Assignment
In the lines below, look for "true". Copy each line where it appears.

(Data records for software interfaces)
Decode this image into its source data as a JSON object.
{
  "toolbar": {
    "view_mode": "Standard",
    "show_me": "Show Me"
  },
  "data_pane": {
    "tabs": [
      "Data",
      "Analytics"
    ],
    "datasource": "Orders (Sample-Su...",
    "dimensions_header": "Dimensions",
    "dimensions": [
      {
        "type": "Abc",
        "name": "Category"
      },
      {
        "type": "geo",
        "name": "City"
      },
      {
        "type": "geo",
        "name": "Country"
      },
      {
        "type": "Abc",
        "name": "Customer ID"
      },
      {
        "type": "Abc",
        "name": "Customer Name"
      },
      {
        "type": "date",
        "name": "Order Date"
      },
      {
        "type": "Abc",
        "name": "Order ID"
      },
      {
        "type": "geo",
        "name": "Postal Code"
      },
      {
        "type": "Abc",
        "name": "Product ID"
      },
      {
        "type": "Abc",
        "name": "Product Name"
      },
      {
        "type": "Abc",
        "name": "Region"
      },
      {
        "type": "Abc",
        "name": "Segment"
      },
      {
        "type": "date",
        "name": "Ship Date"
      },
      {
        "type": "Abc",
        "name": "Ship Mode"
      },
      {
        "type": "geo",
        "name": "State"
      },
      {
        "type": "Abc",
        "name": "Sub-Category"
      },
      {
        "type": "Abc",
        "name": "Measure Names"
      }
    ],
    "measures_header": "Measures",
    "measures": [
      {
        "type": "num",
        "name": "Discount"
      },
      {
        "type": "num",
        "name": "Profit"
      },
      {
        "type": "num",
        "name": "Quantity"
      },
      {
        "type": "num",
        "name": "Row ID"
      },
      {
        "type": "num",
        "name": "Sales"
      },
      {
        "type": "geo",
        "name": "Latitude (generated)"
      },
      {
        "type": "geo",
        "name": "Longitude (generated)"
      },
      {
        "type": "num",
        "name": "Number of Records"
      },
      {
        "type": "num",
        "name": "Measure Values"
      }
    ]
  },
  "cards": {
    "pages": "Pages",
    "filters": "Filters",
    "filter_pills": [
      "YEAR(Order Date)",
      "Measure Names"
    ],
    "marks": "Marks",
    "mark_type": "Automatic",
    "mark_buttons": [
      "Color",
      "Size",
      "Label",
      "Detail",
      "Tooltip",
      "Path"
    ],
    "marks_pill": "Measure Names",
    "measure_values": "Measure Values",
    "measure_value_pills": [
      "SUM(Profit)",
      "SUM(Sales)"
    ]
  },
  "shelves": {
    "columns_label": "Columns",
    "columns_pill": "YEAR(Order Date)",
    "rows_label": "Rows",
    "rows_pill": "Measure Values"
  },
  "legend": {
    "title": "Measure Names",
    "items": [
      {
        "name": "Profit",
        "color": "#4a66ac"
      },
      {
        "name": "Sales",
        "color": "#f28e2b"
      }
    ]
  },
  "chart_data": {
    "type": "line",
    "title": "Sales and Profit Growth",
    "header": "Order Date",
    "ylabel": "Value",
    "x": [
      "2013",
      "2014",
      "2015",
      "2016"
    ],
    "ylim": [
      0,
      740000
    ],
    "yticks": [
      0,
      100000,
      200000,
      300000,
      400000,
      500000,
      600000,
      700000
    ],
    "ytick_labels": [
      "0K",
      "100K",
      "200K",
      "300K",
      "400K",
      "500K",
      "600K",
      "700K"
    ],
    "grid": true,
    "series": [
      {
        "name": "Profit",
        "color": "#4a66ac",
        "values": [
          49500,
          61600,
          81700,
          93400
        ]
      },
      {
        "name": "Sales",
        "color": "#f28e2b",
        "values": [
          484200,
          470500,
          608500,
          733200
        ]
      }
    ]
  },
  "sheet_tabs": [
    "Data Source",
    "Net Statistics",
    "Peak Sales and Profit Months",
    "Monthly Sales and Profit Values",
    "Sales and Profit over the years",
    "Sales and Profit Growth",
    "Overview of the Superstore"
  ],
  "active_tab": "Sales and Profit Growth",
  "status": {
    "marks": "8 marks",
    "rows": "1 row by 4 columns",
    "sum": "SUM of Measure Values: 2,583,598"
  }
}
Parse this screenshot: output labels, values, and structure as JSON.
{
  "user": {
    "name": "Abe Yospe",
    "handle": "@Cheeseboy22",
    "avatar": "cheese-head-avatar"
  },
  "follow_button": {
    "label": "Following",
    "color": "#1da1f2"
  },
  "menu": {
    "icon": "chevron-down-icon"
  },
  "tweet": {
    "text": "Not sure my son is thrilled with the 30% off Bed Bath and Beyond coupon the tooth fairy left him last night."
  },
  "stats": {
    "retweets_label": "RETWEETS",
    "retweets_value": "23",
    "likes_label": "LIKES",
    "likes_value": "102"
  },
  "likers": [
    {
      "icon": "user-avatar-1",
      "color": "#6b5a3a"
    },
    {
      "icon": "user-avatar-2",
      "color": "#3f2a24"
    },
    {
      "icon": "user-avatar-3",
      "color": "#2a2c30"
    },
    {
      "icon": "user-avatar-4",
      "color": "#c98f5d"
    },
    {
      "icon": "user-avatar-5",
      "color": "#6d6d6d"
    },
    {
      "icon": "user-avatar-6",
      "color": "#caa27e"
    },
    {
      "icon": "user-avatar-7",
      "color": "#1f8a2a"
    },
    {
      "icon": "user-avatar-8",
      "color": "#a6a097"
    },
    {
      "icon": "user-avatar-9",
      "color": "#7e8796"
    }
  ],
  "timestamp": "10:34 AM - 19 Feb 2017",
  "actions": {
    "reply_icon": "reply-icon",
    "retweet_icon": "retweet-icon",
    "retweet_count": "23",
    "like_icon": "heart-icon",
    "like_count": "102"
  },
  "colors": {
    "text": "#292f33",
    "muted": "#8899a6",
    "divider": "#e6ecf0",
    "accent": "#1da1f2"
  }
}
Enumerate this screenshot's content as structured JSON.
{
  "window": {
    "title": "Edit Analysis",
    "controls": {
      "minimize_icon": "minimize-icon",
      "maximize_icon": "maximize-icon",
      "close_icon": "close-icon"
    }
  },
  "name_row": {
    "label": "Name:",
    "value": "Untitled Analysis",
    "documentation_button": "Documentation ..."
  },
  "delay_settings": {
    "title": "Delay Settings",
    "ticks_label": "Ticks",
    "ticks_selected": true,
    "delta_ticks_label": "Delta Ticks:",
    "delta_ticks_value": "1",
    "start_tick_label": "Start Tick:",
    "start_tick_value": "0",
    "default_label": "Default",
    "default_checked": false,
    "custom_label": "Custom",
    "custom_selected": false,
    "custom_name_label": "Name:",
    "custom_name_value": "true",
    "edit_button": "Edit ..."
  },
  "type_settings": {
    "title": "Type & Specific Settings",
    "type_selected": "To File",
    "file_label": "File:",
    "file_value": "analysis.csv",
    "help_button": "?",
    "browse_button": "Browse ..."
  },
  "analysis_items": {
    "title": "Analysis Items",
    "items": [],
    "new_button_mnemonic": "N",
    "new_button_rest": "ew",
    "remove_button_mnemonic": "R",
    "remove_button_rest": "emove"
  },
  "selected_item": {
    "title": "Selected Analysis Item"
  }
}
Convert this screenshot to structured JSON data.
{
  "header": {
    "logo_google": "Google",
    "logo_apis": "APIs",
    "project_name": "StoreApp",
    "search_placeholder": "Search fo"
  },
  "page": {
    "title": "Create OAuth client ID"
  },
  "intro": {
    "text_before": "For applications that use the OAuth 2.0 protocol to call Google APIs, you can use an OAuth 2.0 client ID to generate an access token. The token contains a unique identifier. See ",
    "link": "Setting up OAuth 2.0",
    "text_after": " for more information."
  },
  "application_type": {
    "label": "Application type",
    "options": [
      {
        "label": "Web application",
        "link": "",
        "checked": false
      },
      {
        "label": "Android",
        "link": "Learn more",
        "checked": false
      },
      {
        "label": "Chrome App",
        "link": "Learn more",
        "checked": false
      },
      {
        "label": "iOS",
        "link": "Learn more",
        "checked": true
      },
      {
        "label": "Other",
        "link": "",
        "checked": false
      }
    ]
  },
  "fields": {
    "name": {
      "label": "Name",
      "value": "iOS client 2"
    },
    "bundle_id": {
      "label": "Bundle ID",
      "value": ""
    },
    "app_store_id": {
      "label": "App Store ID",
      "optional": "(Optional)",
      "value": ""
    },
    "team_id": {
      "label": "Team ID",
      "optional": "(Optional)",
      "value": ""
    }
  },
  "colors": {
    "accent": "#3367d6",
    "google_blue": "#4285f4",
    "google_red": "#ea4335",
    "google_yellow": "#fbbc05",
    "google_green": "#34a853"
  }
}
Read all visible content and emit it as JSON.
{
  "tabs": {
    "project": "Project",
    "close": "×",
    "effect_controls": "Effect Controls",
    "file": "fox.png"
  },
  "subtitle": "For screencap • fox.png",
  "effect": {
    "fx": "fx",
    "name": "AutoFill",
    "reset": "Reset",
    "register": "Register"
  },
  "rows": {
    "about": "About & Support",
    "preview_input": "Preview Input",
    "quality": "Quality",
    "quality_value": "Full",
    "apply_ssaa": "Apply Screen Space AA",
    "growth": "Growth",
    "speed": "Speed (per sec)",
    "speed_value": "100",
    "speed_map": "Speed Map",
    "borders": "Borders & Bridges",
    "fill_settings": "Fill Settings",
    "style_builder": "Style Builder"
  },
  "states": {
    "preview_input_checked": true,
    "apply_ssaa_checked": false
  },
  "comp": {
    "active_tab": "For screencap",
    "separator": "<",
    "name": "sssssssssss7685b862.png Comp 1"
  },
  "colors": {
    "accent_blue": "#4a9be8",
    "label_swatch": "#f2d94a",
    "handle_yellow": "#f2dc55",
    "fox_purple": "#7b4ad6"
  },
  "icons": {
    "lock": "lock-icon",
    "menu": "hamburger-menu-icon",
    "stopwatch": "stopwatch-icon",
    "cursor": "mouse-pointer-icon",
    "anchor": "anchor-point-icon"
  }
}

Task solution
    "grid": true,
    "ticks_selected": true,
    "custom_name_value": "true",
        "checked": true
    "preview_input_checked": true,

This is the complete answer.